ATTO disk benchmark provides valuable insight into evaluating disk performance; it is especially valuable since it is not local disk limited like Windows file copy -- but rather the network adapter itself. After first using it in our QNAP TS-559 Pro+ review four years ago, ATTO has been an integral part of our storage benchmarks; used in everything ranging from USB flash drives to solid state disks. Venturing in the area of 116.965MB/s in read and 97.612MB/s write for pretty much everything 128K and up, remember that the theoretical maximum of Gigabit Ethernet is 'only' 125MB/s (1000Mbps / 8) with overhead -- this is again pretty good. It is considerably faster than the QNAP HS-210; slotting just below the TS-470 throughout the curve.
With one Seagate NAS hard drive installed, power consumption for our specific configuration is at an excellent 10W idling and 12W under load. Power consumption will drop even further if the hard drives are configured to turn off if they are not used; unfortunately, the N2310 has no such feature. That said, the Thecus N2310 is very a power efficient network attached storage. Considering it is going to be running 24/7, every watt will definitely add up.
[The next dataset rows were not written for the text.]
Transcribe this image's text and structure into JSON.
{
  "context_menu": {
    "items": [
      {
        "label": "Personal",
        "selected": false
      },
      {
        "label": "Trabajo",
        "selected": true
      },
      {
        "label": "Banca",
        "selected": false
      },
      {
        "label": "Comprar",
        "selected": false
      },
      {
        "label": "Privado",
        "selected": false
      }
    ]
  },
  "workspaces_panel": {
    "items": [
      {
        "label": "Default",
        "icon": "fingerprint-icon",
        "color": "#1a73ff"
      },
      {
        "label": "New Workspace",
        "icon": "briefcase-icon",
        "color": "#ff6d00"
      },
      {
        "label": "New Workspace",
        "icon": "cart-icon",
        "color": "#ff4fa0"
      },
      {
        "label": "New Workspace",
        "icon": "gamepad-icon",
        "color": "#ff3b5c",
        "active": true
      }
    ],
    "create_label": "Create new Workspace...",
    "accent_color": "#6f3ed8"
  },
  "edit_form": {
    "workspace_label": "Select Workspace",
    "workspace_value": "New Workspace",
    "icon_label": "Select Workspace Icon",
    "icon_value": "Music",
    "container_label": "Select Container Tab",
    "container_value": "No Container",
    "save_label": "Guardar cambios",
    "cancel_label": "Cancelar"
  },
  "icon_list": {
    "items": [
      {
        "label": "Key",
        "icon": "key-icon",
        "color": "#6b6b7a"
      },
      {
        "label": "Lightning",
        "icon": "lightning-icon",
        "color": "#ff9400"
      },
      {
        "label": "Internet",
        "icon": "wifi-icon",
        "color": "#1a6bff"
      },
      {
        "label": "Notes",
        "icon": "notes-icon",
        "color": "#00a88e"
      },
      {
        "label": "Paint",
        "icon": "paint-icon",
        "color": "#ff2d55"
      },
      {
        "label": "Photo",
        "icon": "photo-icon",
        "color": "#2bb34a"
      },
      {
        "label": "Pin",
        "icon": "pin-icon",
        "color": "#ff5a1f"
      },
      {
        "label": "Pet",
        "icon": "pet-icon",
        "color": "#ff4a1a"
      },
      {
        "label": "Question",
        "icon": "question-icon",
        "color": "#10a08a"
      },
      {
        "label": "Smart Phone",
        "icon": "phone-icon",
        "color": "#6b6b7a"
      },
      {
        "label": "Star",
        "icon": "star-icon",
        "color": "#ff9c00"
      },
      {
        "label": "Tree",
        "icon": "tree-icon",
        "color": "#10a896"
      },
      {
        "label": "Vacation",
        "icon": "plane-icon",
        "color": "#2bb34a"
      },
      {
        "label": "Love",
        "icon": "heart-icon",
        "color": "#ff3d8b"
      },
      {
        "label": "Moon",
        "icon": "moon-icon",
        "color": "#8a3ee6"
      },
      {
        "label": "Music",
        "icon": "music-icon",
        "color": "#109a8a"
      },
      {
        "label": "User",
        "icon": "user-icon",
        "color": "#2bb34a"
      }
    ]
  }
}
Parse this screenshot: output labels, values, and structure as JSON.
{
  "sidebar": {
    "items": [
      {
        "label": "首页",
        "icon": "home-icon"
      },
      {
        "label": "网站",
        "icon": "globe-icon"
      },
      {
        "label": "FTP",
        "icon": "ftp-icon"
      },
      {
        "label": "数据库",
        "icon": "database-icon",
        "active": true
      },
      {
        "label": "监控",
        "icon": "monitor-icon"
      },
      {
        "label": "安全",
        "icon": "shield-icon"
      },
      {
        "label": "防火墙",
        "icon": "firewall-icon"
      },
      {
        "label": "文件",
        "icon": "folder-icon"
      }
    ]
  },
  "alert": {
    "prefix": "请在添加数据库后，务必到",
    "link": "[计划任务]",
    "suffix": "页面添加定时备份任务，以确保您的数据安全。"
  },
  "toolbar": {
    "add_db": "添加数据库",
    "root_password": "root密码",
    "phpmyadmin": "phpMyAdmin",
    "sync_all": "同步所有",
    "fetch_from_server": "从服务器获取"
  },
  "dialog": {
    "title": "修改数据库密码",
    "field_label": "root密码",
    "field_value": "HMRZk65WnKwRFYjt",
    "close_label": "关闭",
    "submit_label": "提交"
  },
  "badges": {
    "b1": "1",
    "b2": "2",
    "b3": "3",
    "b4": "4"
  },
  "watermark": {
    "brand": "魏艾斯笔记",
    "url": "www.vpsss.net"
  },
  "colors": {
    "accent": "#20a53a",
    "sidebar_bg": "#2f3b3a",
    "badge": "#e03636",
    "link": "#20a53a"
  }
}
1. Introduction, Packaging, Specifications
2. A Closer Look - Hardware (External)
3. A Closer Look - Hardware (Internal)
4. Configuration and User Interface, Part I
5. Configuration and User Interface, Part II
6. Configuration and User Interface, Part III
7. Performance and Power Consumption